(DATA TO EXAMINE begins)
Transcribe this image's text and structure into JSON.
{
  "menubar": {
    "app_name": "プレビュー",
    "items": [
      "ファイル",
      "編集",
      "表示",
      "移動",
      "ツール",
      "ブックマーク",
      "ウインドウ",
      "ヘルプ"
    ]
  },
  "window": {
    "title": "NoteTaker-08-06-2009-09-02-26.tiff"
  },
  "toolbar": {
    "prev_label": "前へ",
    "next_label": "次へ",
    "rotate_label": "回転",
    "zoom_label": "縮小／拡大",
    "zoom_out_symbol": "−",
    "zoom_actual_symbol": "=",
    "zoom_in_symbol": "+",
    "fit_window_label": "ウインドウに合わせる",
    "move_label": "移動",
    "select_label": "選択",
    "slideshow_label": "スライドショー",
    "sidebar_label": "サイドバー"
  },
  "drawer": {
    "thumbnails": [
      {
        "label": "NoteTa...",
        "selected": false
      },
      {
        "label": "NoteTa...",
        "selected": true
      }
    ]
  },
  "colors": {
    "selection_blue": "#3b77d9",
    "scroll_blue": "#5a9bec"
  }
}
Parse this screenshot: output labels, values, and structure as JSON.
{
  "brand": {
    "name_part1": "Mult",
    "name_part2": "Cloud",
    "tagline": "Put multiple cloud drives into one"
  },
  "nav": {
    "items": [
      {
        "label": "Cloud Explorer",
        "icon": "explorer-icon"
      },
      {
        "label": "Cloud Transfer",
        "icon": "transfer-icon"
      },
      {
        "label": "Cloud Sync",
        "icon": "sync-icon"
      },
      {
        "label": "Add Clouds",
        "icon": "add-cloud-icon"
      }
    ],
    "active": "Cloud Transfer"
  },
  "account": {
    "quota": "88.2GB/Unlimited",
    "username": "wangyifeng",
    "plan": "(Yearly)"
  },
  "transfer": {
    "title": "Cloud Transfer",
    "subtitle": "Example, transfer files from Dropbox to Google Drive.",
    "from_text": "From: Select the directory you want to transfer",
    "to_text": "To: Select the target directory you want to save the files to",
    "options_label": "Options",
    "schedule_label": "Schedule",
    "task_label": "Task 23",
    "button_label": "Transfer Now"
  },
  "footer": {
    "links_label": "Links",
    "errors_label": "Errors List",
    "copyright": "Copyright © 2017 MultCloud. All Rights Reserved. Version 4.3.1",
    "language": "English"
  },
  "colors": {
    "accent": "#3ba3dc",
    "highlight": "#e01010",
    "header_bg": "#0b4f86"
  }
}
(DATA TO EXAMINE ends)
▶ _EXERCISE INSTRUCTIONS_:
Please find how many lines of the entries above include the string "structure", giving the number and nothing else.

▶ _THE COMPLETED TASK_:
2